## Problem to work on
All of the data must be output without alteration.

++++++++++

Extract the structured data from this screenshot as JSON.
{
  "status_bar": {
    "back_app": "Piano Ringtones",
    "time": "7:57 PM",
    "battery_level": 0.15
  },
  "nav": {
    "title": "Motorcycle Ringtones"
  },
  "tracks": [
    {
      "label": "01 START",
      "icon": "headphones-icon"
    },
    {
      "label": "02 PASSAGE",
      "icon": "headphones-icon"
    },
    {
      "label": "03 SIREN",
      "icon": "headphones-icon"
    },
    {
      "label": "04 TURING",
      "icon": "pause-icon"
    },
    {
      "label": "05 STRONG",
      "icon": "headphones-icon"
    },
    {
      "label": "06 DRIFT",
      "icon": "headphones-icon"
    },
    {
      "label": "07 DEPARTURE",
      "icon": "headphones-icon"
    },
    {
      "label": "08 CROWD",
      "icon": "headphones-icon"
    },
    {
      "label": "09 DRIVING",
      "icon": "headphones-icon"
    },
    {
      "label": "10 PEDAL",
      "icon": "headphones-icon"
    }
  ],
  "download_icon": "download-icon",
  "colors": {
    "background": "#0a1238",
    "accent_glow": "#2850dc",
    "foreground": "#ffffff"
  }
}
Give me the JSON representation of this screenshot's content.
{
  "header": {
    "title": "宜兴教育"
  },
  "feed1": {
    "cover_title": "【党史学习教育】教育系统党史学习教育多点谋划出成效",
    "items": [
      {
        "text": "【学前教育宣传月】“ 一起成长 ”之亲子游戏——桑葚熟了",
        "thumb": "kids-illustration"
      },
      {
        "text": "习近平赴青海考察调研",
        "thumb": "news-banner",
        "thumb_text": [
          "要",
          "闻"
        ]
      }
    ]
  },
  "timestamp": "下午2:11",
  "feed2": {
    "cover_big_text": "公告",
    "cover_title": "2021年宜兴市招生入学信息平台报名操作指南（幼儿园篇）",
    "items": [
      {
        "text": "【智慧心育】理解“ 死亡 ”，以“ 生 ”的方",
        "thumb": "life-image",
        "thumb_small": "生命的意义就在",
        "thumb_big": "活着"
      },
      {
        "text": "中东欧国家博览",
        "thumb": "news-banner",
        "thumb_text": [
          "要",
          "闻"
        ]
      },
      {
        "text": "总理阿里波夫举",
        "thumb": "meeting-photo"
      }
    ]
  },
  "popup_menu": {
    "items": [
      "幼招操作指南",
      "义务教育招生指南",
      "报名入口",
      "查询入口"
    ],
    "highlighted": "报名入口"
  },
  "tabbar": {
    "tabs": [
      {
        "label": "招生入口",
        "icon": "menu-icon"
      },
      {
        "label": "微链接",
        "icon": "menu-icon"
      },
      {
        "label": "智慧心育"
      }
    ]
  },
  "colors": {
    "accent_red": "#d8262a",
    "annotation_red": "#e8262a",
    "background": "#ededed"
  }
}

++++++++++

## Answer space
Extract the structured data from this screenshot as JSON.
{
  "status_bar": {
    "back_app": "Piano Ringtones",
    "time": "7:57 PM",
    "battery_level": 0.15
  },
  "nav": {
    "title": "Motorcycle Ringtones"
  },
  "tracks": [
    {
      "label": "01 START",
      "icon": "headphones-icon"
    },
    {
      "label": "02 PASSAGE",
      "icon": "headphones-icon"
    },
    {
      "label": "03 SIREN",
      "icon": "headphones-icon"
    },
    {
      "label": "04 TURING",
      "icon": "pause-icon"
    },
    {
      "label": "05 STRONG",
      "icon": "headphones-icon"
    },
    {
      "label": "06 DRIFT",
      "icon": "headphones-icon"
    },
    {
      "label": "07 DEPARTURE",
      "icon": "headphones-icon"
    },
    {
      "label": "08 CROWD",
      "icon": "headphones-icon"
    },
    {
      "label": "09 DRIVING",
      "icon": "headphones-icon"
    },
    {
      "label": "10 PEDAL",
      "icon": "headphones-icon"
    }
  ],
  "download_icon": "download-icon",
  "colors": {
    "background": "#0a1238",
    "accent_glow": "#2850dc",
    "foreground": "#ffffff"
  }
}
Give me the JSON representation of this screenshot's content.
{
  "header": {
    "title": "宜兴教育"
  },
  "feed1": {
    "cover_title": "【党史学习教育】教育系统党史学习教育多点谋划出成效",
    "items": [
      {
        "text": "【学前教育宣传月】“ 一起成长 ”之亲子游戏——桑葚熟了",
        "thumb": "kids-illustration"
      },
      {
        "text": "习近平赴青海考察调研",
        "thumb": "news-banner",
        "thumb_text": [
          "要",
          "闻"
        ]
      }
    ]
  },
  "timestamp": "下午2:11",
  "feed2": {
    "cover_big_text": "公告",
    "cover_title": "2021年宜兴市招生入学信息平台报名操作指南（幼儿园篇）",
    "items": [
      {
        "text": "【智慧心育】理解“ 死亡 ”，以“ 生 ”的方",
        "thumb": "life-image",
        "thumb_small": "生命的意义就在",
        "thumb_big": "活着"
      },
      {
        "text": "中东欧国家博览",
        "thumb": "news-banner",
        "thumb_text": [
          "要",
          "闻"
        ]
      },
      {
        "text": "总理阿里波夫举",
        "thumb": "meeting-photo"
      }
    ]
  },
  "popup_menu": {
    "items": [
      "幼招操作指南",
      "义务教育招生指南",
      "报名入口",
      "查询入口"
    ],
    "highlighted": "报名入口"
  },
  "tabbar": {
    "tabs": [
      {
        "label": "招生入口",
        "icon": "menu-icon"
      },
      {
        "label": "微链接",
        "icon": "menu-icon"
      },
      {
        "label": "智慧心育"
      }
    ]
  },
  "colors": {
    "accent_red": "#d8262a",
    "annotation_red": "#e8262a",
    "background": "#ededed"
  }
}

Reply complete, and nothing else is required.